To save money, you might use engineered hardwood instead of genuine hardwood. Multiple layers of ply plank run in different directions beneath the top layer of genuine hardwood to create a plank that looks and feels like solid hardwood but is more resistant to moisture.  Where excessive humidity is an issue, such as in a wet basement, consider using engineered hardwood instead of solid hardwood. Additionally, because engineered hardwood floors make use of less expensive solid wood, they are a more affordable alternative for those who are set on having plank flooring installed in their home.

Engineered wood has certain drawbacks, including the fact that it can’t be polished or refinished as regularly as real hardwood due to its thin veneer. Engineered wood floors, on the other hand, maybe coated with the same high-quality coatings as traditional hardwood, making them extremely durable. When it comes to wood species, you may select from a wide range of options such as oak and cherry, or hickory. The dimensions and finishes of the planks are the same as well.

Laminate Flooring

Laminate flooring may be a viable alternative to hardwood if you can’t afford the price tag. Engineered wood floors have a top layer that has been finished and sealed installed above layers of plywood or compressed fibre, resulting in slats that are both sturdy and durable.

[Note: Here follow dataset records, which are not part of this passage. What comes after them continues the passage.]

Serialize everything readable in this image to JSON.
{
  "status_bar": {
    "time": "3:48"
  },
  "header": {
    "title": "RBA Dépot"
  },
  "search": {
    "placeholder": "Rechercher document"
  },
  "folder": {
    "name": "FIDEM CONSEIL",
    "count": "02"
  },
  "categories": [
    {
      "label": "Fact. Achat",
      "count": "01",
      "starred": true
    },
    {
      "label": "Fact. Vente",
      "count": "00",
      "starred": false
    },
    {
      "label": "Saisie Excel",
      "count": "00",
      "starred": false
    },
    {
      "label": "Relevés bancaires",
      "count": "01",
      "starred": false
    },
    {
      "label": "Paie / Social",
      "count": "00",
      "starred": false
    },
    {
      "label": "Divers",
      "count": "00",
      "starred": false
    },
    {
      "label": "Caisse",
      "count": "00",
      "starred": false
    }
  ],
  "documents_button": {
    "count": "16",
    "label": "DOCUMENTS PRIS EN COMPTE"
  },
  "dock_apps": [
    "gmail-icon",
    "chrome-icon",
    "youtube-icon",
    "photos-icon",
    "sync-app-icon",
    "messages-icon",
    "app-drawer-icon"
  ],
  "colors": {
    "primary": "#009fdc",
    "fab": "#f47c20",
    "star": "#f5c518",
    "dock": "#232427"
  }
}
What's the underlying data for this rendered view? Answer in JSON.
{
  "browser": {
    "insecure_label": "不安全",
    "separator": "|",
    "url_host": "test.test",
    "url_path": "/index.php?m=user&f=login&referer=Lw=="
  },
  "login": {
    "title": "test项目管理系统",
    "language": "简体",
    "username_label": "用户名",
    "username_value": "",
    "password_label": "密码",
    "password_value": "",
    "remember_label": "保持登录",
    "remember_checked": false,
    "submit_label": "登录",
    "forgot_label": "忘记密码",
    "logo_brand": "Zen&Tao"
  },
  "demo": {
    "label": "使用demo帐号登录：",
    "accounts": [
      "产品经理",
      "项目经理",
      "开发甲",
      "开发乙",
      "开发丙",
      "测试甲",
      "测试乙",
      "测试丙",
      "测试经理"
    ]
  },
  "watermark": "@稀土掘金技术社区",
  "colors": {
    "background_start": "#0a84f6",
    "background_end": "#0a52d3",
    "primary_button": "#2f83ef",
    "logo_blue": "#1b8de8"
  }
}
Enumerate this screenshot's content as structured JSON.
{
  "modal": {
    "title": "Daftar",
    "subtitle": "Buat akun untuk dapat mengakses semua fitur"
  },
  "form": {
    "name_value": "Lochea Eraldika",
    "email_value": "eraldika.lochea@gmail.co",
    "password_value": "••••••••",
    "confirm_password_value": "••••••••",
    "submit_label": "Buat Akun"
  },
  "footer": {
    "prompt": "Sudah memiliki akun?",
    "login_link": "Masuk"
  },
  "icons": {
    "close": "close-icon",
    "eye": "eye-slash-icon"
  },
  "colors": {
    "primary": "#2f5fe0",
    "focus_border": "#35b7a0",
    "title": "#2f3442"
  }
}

Geelong laminate floors lack a true wood top layer, which sets them apart from real wood flooring. A picture of a gorgeous finish, such as wood, stone, ceramic tile, or stained concrete, was taken using photo-realism technology and then coated in plastic. Laminate copies appear almost comparable to the original item at a fraction of the price because of the fantastic technology. Expect to pay between $1 and $7 per square foot for laminate, and between $2 and $5 per square foot for installation, depending on the intricacy of the project.

Bamboo

Even though bamboo flooring falls within the broad category of hardwood, most producers classify it as a distinct product. In terms of toughness, the sustainable choice is on par with oak, and it’s better for the environment, too. Processing treatments are available to darken the natural bamboo colour and make it resemble other staining alternatives for wood flooring. Mosso bamboo, which originates in China, is the primary source of bamboo hardwood in Australia. Grass-like plants, not trees, may reach heights of 70 feet in as little as 60 days if given the right conditions.

The plant does not need water, pesticides, or herbicides to grow. Because it matures in just five years, it is easier to renew supply than other hardwoods. Additionally, because bamboo is grass rather than a tree, there isn’t an expensive and time-consuming replanting procedure required to produce more of the material. A subterranean rhizome allows for rapid regrowth, preventing soil erosion around the crop. Because of its low impact on the environment, several bamboo flooring options are eligible for LEED certification.